■ **What you need to do**:
Your task is to set down the records below again, exactly.

··········

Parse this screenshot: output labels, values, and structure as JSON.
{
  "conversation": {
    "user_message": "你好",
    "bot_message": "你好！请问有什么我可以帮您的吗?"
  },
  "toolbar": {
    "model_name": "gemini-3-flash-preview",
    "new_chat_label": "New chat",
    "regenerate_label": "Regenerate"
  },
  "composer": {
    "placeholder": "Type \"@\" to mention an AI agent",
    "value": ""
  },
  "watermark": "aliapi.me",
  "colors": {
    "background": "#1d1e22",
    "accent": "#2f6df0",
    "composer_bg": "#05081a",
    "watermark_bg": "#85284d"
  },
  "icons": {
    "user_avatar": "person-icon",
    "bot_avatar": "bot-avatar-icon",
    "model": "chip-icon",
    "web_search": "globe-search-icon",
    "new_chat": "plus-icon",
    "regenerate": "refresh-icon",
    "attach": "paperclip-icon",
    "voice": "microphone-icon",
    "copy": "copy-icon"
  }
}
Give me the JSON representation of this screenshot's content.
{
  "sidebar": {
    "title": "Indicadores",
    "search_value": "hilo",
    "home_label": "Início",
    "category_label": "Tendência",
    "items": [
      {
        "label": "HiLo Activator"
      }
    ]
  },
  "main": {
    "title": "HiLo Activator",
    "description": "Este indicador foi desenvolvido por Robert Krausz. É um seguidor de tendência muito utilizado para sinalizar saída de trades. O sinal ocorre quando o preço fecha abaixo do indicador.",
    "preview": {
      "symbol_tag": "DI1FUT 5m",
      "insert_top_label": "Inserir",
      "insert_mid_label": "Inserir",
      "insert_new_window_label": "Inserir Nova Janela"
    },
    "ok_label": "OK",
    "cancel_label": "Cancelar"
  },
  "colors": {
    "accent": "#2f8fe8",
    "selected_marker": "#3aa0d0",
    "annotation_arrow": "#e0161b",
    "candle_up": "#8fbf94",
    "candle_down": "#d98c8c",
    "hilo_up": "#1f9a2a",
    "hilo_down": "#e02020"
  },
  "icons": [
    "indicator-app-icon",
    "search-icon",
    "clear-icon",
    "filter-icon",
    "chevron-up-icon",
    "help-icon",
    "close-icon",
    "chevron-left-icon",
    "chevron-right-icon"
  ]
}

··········

■ **Written solution**:
Parse this screenshot: output labels, values, and structure as JSON.
{
  "conversation": {
    "user_message": "你好",
    "bot_message": "你好！请问有什么我可以帮您的吗?"
  },
  "toolbar": {
    "model_name": "gemini-3-flash-preview",
    "new_chat_label": "New chat",
    "regenerate_label": "Regenerate"
  },
  "composer": {
    "placeholder": "Type \"@\" to mention an AI agent",
    "value": ""
  },
  "watermark": "aliapi.me",
  "colors": {
    "background": "#1d1e22",
    "accent": "#2f6df0",
    "composer_bg": "#05081a",
    "watermark_bg": "#85284d"
  },
  "icons": {
    "user_avatar": "person-icon",
    "bot_avatar": "bot-avatar-icon",
    "model": "chip-icon",
    "web_search": "globe-search-icon",
    "new_chat": "plus-icon",
    "regenerate": "refresh-icon",
    "attach": "paperclip-icon",
    "voice": "microphone-icon",
    "copy": "copy-icon"
  }
}
Give me the JSON representation of this screenshot's content.
{
  "sidebar": {
    "title": "Indicadores",
    "search_value": "hilo",
    "home_label": "Início",
    "category_label": "Tendência",
    "items": [
      {
        "label": "HiLo Activator"
      }
    ]
  },
  "main": {
    "title": "HiLo Activator",
    "description": "Este indicador foi desenvolvido por Robert Krausz. É um seguidor de tendência muito utilizado para sinalizar saída de trades. O sinal ocorre quando o preço fecha abaixo do indicador.",
    "preview": {
      "symbol_tag": "DI1FUT 5m",
      "insert_top_label": "Inserir",
      "insert_mid_label": "Inserir",
      "insert_new_window_label": "Inserir Nova Janela"
    },
    "ok_label": "OK",
    "cancel_label": "Cancelar"
  },
  "colors": {
    "accent": "#2f8fe8",
    "selected_marker": "#3aa0d0",
    "annotation_arrow": "#e0161b",
    "candle_up": "#8fbf94",
    "candle_down": "#d98c8c",
    "hilo_up": "#1f9a2a",
    "hilo_down": "#e02020"
  },
  "icons": [
    "indicator-app-icon",
    "search-icon",
    "clear-icon",
    "filter-icon",
    "chevron-up-icon",
    "help-icon",
    "close-icon",
    "chevron-left-icon",
    "chevron-right-icon"
  ]
}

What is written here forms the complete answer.